- The game that Ortiz missed was not a pitcher’s duel. Dice-K looked pretty rough, allowing four earned runs in five innings. He was the reincarnation of Cy Young compared to the Yanks’ Phil Hughes. The young prodigy got dinged for seven runs in two innings. If both of those teams lost every night I would be a happy guy.
When the Mets acquired Johan Santana from the Twins in exchange for mostly underwhelming talent it was seen as a steal – a major coup. The conventional wisdom was that he was the most dominant pitcher in the American League, so he would dominate in the weaker National League. He’s only three games into his new career, so it is far too soon to draw any conclusions yet, but if he plans to be dominant then he is easing into it. He’s just 1-2 after a loss on Saturday against Milwaukee, and as such he has burnt a fair bit of bettor money up so far. That’s not going according to plan, but is it time to panic yet? Of course not. Here are six reasons why:
Continue reading “Johan Santana Loses Again. Should We Worry?”
The sports info that has caught my eye today:
- The Calgary Flames, my home town team (unfortunately), managed to do something last night in the second game of their playoff series against San Jose that I didn’t think was possible – they got outshot 27-3 in the second period. I am a bit surprised that either 27 shots in a period or three is possible. Disgusting. They have allowed more than 80 shots in the first two games. Not going to win a lot of games that way.
- It will be very interesting to see what Tiger Woods does this weekend. 14 holes into his second round he is still at par. That’s eight strokes off the lead. He’s not out of it by any means, but he certainly needs to start looking far less mortal pretty soon. Since we are talking about my hometown today, Calgary resident Stephen Ames is sitting in sixth and playing very well.
- The Orioles blew both ends of a doubleheader last night. I hope they enjoyed their time at the top, because the fall is going to be swift and painful.

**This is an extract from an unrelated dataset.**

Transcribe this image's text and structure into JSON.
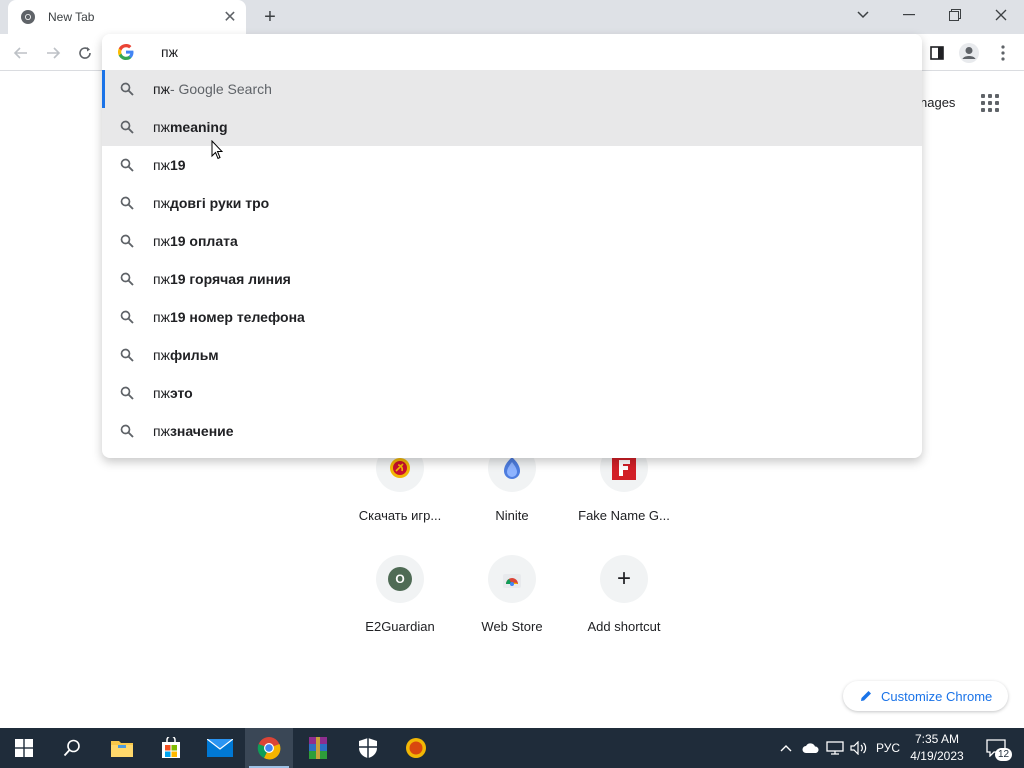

- I was happy to see the Nuggets beat the Warriors yesterday to take the lead in the race for the playoffs. It’s not just that I like the Nuggets better – they should be more interesting to watch, and bet on, in the playoffs, too.
- Felix Hernandez goes tonight for the Mariners. He gets my vote as the unluckiest pitcher in the league so far this year – he has been brilliant and has nothing to show for it. He has allowed no earned runs over 15 innings in two starts, but run support and relief have been non-existent. He’s at home against the Angels tonight.
- New Orleans and the Lakers play tonight in a game that could decide the MVP. As much as I like Chris Paul, I think he would have to have a truly massive game, because I don’t see how voters won’t give it to Kobe otherwise – it is almost impossible to believe he has never won one, and this is the chance to fix that. Paul will have lots more opportunities.Unless the Hornets crush the Lakers and shut down Kobe.